(Component data from apps and pages)

▬▬▬▬▬▬▬▬▬▬

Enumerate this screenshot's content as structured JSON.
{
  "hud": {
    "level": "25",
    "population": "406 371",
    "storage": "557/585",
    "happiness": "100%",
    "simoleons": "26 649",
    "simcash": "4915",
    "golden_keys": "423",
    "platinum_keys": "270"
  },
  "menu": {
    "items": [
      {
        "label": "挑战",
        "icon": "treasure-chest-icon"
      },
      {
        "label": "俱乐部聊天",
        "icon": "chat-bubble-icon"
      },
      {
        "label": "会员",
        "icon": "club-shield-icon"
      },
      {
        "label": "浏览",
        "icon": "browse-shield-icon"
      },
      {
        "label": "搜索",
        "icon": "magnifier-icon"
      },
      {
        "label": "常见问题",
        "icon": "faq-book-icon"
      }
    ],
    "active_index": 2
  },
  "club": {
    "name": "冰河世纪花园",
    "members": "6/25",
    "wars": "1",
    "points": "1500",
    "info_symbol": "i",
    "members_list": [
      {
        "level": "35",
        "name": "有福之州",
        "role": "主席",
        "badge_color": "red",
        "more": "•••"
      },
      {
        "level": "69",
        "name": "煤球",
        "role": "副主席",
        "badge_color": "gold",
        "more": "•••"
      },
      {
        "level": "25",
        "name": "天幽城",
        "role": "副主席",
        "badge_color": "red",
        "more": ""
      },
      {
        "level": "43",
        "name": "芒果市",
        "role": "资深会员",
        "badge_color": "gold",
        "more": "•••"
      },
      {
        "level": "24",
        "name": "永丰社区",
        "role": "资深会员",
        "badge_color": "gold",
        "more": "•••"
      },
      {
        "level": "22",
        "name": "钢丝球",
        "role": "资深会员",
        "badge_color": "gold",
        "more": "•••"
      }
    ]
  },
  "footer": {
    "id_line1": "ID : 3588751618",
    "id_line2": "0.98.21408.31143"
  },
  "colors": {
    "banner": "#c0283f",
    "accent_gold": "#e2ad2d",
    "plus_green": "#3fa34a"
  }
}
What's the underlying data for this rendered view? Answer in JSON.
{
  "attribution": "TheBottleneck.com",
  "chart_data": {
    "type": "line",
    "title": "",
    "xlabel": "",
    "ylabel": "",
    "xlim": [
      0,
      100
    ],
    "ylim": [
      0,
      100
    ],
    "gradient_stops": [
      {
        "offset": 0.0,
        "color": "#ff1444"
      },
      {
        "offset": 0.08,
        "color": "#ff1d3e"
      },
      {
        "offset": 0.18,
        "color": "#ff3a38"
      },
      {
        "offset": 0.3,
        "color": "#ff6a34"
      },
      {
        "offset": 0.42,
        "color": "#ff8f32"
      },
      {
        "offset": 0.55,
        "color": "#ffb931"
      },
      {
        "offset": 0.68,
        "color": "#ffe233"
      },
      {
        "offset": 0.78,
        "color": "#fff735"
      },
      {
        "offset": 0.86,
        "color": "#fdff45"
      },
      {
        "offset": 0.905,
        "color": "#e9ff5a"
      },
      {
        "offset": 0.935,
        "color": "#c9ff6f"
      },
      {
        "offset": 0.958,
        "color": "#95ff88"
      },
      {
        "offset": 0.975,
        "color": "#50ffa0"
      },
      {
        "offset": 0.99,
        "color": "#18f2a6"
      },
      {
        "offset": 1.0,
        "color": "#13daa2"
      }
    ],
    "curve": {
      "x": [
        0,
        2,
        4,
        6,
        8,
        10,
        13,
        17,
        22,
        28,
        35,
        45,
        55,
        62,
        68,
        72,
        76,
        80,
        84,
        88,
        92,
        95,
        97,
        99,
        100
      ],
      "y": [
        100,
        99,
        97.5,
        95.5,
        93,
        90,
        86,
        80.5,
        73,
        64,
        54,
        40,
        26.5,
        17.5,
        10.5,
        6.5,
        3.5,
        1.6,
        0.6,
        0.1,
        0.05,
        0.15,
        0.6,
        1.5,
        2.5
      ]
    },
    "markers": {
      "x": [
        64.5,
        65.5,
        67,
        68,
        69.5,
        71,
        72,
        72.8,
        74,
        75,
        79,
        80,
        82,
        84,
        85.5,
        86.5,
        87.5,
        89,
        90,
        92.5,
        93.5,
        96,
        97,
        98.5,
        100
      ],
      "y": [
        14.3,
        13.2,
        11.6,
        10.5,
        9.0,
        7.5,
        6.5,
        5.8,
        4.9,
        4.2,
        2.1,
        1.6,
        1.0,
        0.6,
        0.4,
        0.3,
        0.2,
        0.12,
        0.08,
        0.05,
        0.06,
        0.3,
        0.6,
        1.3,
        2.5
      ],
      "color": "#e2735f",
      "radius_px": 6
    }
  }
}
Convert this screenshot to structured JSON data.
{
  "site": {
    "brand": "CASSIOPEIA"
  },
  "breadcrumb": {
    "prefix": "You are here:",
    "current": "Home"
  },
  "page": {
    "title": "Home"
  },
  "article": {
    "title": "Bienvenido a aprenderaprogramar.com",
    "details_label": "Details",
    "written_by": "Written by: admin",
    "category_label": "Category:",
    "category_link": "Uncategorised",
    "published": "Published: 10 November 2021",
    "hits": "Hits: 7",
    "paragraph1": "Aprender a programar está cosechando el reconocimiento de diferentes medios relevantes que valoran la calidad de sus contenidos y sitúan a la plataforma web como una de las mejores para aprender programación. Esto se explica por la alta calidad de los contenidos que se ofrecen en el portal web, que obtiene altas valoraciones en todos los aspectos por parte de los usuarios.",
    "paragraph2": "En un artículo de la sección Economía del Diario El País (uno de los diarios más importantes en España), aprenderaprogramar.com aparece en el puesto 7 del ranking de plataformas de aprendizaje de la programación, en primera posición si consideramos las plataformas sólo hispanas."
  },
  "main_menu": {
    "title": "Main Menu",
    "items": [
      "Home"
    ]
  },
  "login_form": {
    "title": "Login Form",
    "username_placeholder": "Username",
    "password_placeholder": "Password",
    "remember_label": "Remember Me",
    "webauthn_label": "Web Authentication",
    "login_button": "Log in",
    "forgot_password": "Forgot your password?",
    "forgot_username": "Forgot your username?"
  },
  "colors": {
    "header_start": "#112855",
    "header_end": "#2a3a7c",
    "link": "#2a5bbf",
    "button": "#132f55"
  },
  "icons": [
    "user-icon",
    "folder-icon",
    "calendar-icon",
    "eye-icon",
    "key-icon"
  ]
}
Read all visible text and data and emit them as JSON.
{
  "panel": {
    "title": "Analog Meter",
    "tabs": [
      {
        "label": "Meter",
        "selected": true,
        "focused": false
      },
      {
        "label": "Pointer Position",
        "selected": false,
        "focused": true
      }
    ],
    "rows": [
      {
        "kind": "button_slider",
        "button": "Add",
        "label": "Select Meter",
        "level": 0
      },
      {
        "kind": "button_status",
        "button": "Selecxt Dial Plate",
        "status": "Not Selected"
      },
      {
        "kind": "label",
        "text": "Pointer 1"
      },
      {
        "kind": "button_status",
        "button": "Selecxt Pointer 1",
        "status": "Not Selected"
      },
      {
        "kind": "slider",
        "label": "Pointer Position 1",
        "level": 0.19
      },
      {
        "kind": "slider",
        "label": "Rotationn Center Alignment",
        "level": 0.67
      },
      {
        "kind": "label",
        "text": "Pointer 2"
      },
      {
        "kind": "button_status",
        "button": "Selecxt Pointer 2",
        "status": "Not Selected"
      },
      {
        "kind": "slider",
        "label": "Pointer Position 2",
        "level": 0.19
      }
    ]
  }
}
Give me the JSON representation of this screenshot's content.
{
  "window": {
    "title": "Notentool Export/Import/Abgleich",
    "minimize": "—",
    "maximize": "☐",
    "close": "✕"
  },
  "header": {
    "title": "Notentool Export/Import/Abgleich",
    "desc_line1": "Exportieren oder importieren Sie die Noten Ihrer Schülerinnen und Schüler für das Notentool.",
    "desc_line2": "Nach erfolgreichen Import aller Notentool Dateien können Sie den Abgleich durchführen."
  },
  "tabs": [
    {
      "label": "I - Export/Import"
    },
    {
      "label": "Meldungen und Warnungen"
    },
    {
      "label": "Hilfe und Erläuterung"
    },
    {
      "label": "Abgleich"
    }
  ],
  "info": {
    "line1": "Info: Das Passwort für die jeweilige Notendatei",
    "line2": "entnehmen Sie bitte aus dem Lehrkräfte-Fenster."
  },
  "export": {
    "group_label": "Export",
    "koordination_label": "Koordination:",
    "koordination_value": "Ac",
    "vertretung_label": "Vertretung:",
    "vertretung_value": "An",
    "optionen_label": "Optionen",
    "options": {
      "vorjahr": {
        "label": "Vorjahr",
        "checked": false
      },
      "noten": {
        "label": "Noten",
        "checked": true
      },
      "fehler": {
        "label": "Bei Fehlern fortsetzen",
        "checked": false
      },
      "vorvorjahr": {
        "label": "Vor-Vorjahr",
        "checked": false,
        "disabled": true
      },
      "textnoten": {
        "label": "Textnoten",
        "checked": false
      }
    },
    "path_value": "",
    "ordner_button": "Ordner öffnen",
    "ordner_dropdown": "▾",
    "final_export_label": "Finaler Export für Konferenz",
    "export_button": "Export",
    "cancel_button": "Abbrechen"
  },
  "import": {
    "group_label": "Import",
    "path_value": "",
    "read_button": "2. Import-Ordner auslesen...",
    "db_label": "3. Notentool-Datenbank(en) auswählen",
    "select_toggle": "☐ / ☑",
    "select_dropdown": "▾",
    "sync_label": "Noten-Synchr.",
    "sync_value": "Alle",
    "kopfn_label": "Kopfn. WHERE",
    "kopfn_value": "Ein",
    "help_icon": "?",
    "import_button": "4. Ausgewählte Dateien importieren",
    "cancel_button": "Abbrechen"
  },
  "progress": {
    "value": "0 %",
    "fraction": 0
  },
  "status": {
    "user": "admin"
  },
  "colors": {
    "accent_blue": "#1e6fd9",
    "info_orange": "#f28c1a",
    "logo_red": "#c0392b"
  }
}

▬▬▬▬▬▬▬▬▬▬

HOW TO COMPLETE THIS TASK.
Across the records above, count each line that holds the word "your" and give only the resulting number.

ANSWER SECTION.
2